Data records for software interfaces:
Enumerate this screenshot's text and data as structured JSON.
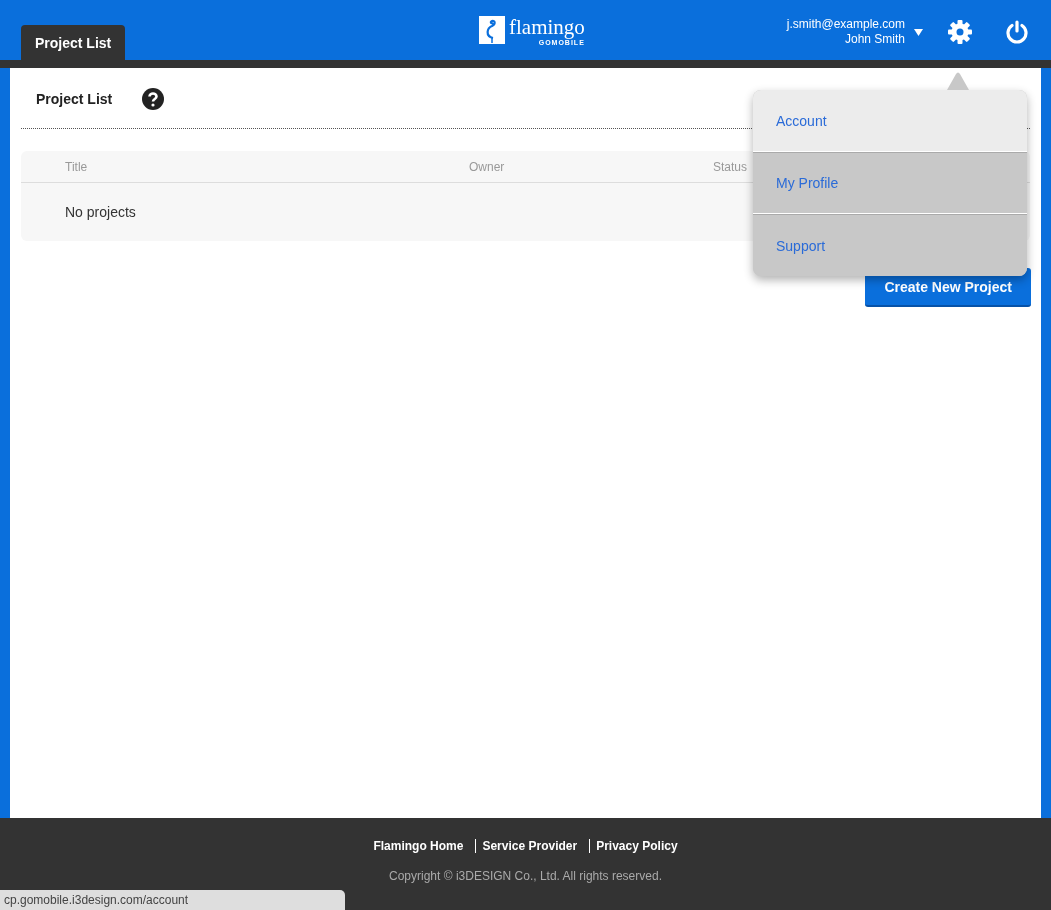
{
  "header": {
    "tabs": [
      {
        "label": "Project List",
        "selected": true
      }
    ],
    "logo": {
      "name": "flamingo",
      "subtitle": "GOMOBILE"
    },
    "user": {
      "email": "j.smith@example.com",
      "name": "John Smith"
    }
  },
  "user_menu": {
    "items": [
      {
        "label": "Account",
        "selected": true
      },
      {
        "label": "My Profile",
        "selected": false
      },
      {
        "label": "Support",
        "selected": false
      }
    ]
  },
  "page": {
    "title": "Project List",
    "table": {
      "columns": [
        "Title",
        "Owner",
        "Status"
      ],
      "empty_text": "No projects"
    },
    "create_button": "Create New Project"
  },
  "footer": {
    "links": [
      "Flamingo Home",
      "Service Provider",
      "Privacy Policy"
    ],
    "copyright": "Copyright © i3DESIGN Co., Ltd. All rights reserved."
  },
  "status_bar": {
    "url": "cp.gomobile.i3design.com/account"
  }
}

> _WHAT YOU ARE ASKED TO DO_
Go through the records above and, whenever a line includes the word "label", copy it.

> _ANSWER SECTION_
        "label": "Project List",
        "label": "Account",
        "label": "My Profile",
        "label": "Support",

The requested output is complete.